What this task involves:
Retype the entries below without any change.

Source information:
========================================

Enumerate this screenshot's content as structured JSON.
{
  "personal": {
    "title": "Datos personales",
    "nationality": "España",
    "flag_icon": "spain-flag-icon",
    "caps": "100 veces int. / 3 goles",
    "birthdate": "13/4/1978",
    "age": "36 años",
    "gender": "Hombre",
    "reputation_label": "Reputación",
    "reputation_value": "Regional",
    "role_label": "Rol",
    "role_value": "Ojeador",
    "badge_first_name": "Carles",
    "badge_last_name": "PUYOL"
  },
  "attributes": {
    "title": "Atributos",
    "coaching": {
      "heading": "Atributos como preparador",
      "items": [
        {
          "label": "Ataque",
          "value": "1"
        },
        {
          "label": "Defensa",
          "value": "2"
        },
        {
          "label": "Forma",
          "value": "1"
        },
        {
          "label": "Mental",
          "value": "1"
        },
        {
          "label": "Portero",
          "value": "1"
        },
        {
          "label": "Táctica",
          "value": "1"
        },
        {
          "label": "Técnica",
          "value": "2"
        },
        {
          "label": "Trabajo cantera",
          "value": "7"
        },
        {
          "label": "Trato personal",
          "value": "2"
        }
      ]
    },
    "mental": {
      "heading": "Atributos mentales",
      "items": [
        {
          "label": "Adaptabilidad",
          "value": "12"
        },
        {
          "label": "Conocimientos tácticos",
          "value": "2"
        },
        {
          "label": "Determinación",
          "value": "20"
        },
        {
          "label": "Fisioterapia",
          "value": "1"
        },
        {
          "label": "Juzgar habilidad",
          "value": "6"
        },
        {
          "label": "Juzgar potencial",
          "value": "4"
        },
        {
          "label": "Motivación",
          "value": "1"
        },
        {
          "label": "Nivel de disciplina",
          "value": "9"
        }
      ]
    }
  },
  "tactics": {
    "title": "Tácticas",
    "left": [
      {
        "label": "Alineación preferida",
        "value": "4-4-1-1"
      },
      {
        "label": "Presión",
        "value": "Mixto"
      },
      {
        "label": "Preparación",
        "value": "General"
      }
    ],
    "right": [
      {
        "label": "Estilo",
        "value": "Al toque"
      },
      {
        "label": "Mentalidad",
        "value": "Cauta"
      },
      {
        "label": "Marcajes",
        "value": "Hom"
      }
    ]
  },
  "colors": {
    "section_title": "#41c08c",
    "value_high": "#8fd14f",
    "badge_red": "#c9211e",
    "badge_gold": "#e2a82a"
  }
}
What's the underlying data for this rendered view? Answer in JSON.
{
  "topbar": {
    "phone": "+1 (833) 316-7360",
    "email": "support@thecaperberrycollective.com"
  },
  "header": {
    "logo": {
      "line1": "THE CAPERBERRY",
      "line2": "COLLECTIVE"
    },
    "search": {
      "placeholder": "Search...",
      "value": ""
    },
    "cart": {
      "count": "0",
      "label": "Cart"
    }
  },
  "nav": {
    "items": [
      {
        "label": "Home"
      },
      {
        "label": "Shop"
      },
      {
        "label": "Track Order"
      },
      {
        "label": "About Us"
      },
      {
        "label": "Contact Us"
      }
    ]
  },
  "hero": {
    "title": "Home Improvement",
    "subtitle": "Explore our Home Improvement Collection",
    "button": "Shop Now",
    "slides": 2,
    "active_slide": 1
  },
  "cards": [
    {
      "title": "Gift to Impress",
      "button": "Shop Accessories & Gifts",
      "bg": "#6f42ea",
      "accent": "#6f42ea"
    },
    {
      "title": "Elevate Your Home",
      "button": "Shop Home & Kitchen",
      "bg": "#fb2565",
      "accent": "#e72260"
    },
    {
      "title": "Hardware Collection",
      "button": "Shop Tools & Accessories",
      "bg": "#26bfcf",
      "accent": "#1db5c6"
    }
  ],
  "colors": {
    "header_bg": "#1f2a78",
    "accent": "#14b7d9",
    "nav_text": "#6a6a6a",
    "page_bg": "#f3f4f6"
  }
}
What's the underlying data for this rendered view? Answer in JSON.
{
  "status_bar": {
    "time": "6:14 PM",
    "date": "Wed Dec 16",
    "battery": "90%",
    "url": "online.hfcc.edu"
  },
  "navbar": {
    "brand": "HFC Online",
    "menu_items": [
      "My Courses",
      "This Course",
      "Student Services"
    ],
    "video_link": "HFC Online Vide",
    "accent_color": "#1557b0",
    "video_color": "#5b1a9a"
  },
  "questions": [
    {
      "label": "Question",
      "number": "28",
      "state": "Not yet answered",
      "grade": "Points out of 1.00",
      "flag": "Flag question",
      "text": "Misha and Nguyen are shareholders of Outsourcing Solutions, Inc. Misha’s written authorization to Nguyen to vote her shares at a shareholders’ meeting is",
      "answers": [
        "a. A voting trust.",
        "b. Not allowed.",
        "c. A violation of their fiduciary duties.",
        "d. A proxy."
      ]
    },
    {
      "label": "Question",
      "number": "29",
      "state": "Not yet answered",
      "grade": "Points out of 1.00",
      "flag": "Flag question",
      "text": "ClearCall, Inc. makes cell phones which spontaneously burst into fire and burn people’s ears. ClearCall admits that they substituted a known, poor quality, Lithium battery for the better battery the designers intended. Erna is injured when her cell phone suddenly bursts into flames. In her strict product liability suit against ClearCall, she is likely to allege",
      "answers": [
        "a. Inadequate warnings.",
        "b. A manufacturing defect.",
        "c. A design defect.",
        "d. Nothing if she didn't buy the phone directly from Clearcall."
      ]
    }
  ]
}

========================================

Solution to the problem:
Enumerate this screenshot's content as structured JSON.
{
  "personal": {
    "title": "Datos personales",
    "nationality": "España",
    "flag_icon": "spain-flag-icon",
    "caps": "100 veces int. / 3 goles",
    "birthdate": "13/4/1978",
    "age": "36 años",
    "gender": "Hombre",
    "reputation_label": "Reputación",
    "reputation_value": "Regional",
    "role_label": "Rol",
    "role_value": "Ojeador",
    "badge_first_name": "Carles",
    "badge_last_name": "PUYOL"
  },
  "attributes": {
    "title": "Atributos",
    "coaching": {
      "heading": "Atributos como preparador",
      "items": [
        {
          "label": "Ataque",
          "value": "1"
        },
        {
          "label": "Defensa",
          "value": "2"
        },
        {
          "label": "Forma",
          "value": "1"
        },
        {
          "label": "Mental",
          "value": "1"
        },
        {
          "label": "Portero",
          "value": "1"
        },
        {
          "label": "Táctica",
          "value": "1"
        },
        {
          "label": "Técnica",
          "value": "2"
        },
        {
          "label": "Trabajo cantera",
          "value": "7"
        },
        {
          "label": "Trato personal",
          "value": "2"
        }
      ]
    },
    "mental": {
      "heading": "Atributos mentales",
      "items": [
        {
          "label": "Adaptabilidad",
          "value": "12"
        },
        {
          "label": "Conocimientos tácticos",
          "value": "2"
        },
        {
          "label": "Determinación",
          "value": "20"
        },
        {
          "label": "Fisioterapia",
          "value": "1"
        },
        {
          "label": "Juzgar habilidad",
          "value": "6"
        },
        {
          "label": "Juzgar potencial",
          "value": "4"
        },
        {
          "label": "Motivación",
          "value": "1"
        },
        {
          "label": "Nivel de disciplina",
          "value": "9"
        }
      ]
    }
  },
  "tactics": {
    "title": "Tácticas",
    "left": [
      {
        "label": "Alineación preferida",
        "value": "4-4-1-1"
      },
      {
        "label": "Presión",
        "value": "Mixto"
      },
      {
        "label": "Preparación",
        "value": "General"
      }
    ],
    "right": [
      {
        "label": "Estilo",
        "value": "Al toque"
      },
      {
        "label": "Mentalidad",
        "value": "Cauta"
      },
      {
        "label": "Marcajes",
        "value": "Hom"
      }
    ]
  },
  "colors": {
    "section_title": "#41c08c",
    "value_high": "#8fd14f",
    "badge_red": "#c9211e",
    "badge_gold": "#e2a82a"
  }
}
What's the underlying data for this rendered view? Answer in JSON.
{
  "topbar": {
    "phone": "+1 (833) 316-7360",
    "email": "support@thecaperberrycollective.com"
  },
  "header": {
    "logo": {
      "line1": "THE CAPERBERRY",
      "line2": "COLLECTIVE"
    },
    "search": {
      "placeholder": "Search...",
      "value": ""
    },
    "cart": {
      "count": "0",
      "label": "Cart"
    }
  },
  "nav": {
    "items": [
      {
        "label": "Home"
      },
      {
        "label": "Shop"
      },
      {
        "label": "Track Order"
      },
      {
        "label": "About Us"
      },
      {
        "label": "Contact Us"
      }
    ]
  },
  "hero": {
    "title": "Home Improvement",
    "subtitle": "Explore our Home Improvement Collection",
    "button": "Shop Now",
    "slides": 2,
    "active_slide": 1
  },
  "cards": [
    {
      "title": "Gift to Impress",
      "button": "Shop Accessories & Gifts",
      "bg": "#6f42ea",
      "accent": "#6f42ea"
    },
    {
      "title": "Elevate Your Home",
      "button": "Shop Home & Kitchen",
      "bg": "#fb2565",
      "accent": "#e72260"
    },
    {
      "title": "Hardware Collection",
      "button": "Shop Tools & Accessories",
      "bg": "#26bfcf",
      "accent": "#1db5c6"
    }
  ],
  "colors": {
    "header_bg": "#1f2a78",
    "accent": "#14b7d9",
    "nav_text": "#6a6a6a",
    "page_bg": "#f3f4f6"
  }
}
What's the underlying data for this rendered view? Answer in JSON.
{
  "status_bar": {
    "time": "6:14 PM",
    "date": "Wed Dec 16",
    "battery": "90%",
    "url": "online.hfcc.edu"
  },
  "navbar": {
    "brand": "HFC Online",
    "menu_items": [
      "My Courses",
      "This Course",
      "Student Services"
    ],
    "video_link": "HFC Online Vide",
    "accent_color": "#1557b0",
    "video_color": "#5b1a9a"
  },
  "questions": [
    {
      "label": "Question",
      "number": "28",
      "state": "Not yet answered",
      "grade": "Points out of 1.00",
      "flag": "Flag question",
      "text": "Misha and Nguyen are shareholders of Outsourcing Solutions, Inc. Misha’s written authorization to Nguyen to vote her shares at a shareholders’ meeting is",
      "answers": [
        "a. A voting trust.",
        "b. Not allowed.",
        "c. A violation of their fiduciary duties.",
        "d. A proxy."
      ]
    },
    {
      "label": "Question",
      "number": "29",
      "state": "Not yet answered",
      "grade": "Points out of 1.00",
      "flag": "Flag question",
      "text": "ClearCall, Inc. makes cell phones which spontaneously burst into fire and burn people’s ears. ClearCall admits that they substituted a known, poor quality, Lithium battery for the better battery the designers intended. Erna is injured when her cell phone suddenly bursts into flames. In her strict product liability suit against ClearCall, she is likely to allege",
      "answers": [
        "a. Inadequate warnings.",
        "b. A manufacturing defect.",
        "c. A design defect.",
        "d. Nothing if she didn't buy the phone directly from Clearcall."
      ]
    }
  ]
}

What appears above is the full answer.